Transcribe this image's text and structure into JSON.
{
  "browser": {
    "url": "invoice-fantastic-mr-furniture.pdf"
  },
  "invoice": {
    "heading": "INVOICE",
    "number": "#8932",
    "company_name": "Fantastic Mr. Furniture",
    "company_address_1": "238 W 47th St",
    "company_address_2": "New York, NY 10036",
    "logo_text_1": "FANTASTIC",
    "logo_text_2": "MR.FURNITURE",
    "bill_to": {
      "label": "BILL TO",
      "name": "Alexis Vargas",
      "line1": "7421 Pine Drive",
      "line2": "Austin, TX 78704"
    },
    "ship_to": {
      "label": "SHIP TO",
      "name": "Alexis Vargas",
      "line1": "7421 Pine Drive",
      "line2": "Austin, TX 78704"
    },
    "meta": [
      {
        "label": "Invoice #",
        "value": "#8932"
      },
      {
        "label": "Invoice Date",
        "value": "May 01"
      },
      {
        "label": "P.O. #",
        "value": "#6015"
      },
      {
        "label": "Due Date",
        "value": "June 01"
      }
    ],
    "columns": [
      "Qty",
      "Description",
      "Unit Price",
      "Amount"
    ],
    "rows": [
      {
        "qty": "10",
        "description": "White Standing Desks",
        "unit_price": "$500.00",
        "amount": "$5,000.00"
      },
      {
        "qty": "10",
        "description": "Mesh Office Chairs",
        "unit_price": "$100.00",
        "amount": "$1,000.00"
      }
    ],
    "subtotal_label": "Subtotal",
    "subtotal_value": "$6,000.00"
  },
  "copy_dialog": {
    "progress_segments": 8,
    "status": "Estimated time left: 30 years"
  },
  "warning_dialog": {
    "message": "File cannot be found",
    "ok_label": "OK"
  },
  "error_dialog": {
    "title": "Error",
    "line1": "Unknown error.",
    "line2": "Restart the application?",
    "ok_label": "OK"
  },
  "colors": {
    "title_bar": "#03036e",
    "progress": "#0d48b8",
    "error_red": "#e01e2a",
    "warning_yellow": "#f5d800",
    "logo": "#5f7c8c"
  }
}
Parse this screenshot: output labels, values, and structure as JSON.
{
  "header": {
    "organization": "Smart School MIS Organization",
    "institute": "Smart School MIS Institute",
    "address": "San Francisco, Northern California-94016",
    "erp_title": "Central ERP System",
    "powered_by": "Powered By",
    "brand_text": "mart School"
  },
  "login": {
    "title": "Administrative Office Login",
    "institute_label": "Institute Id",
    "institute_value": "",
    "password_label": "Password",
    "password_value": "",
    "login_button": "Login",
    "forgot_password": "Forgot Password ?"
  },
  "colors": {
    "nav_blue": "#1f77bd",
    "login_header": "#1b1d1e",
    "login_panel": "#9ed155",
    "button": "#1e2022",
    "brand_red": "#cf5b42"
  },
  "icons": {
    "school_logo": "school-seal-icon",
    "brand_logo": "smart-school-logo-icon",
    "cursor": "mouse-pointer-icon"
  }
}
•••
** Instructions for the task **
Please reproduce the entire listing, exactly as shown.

** Answer box **
Transcribe this image's text and structure into JSON.
{
  "browser": {
    "url": "invoice-fantastic-mr-furniture.pdf"
  },
  "invoice": {
    "heading": "INVOICE",
    "number": "#8932",
    "company_name": "Fantastic Mr. Furniture",
    "company_address_1": "238 W 47th St",
    "company_address_2": "New York, NY 10036",
    "logo_text_1": "FANTASTIC",
    "logo_text_2": "MR.FURNITURE",
    "bill_to": {
      "label": "BILL TO",
      "name": "Alexis Vargas",
      "line1": "7421 Pine Drive",
      "line2": "Austin, TX 78704"
    },
    "ship_to": {
      "label": "SHIP TO",
      "name": "Alexis Vargas",
      "line1": "7421 Pine Drive",
      "line2": "Austin, TX 78704"
    },
    "meta": [
      {
        "label": "Invoice #",
        "value": "#8932"
      },
      {
        "label": "Invoice Date",
        "value": "May 01"
      },
      {
        "label": "P.O. #",
        "value": "#6015"
      },
      {
        "label": "Due Date",
        "value": "June 01"
      }
    ],
    "columns": [
      "Qty",
      "Description",
      "Unit Price",
      "Amount"
    ],
    "rows": [
      {
        "qty": "10",
        "description": "White Standing Desks",
        "unit_price": "$500.00",
        "amount": "$5,000.00"
      },
      {
        "qty": "10",
        "description": "Mesh Office Chairs",
        "unit_price": "$100.00",
        "amount": "$1,000.00"
      }
    ],
    "subtotal_label": "Subtotal",
    "subtotal_value": "$6,000.00"
  },
  "copy_dialog": {
    "progress_segments": 8,
    "status": "Estimated time left: 30 years"
  },
  "warning_dialog": {
    "message": "File cannot be found",
    "ok_label": "OK"
  },
  "error_dialog": {
    "title": "Error",
    "line1": "Unknown error.",
    "line2": "Restart the application?",
    "ok_label": "OK"
  },
  "colors": {
    "title_bar": "#03036e",
    "progress": "#0d48b8",
    "error_red": "#e01e2a",
    "warning_yellow": "#f5d800",
    "logo": "#5f7c8c"
  }
}
Parse this screenshot: output labels, values, and structure as JSON.
{
  "header": {
    "organization": "Smart School MIS Organization",
    "institute": "Smart School MIS Institute",
    "address": "San Francisco, Northern California-94016",
    "erp_title": "Central ERP System",
    "powered_by": "Powered By",
    "brand_text": "mart School"
  },
  "login": {
    "title": "Administrative Office Login",
    "institute_label": "Institute Id",
    "institute_value": "",
    "password_label": "Password",
    "password_value": "",
    "login_button": "Login",
    "forgot_password": "Forgot Password ?"
  },
  "colors": {
    "nav_blue": "#1f77bd",
    "login_header": "#1b1d1e",
    "login_panel": "#9ed155",
    "button": "#1e2022",
    "brand_red": "#cf5b42"
  },
  "icons": {
    "school_logo": "school-seal-icon",
    "brand_logo": "smart-school-logo-icon",
    "cursor": "mouse-pointer-icon"
  }
}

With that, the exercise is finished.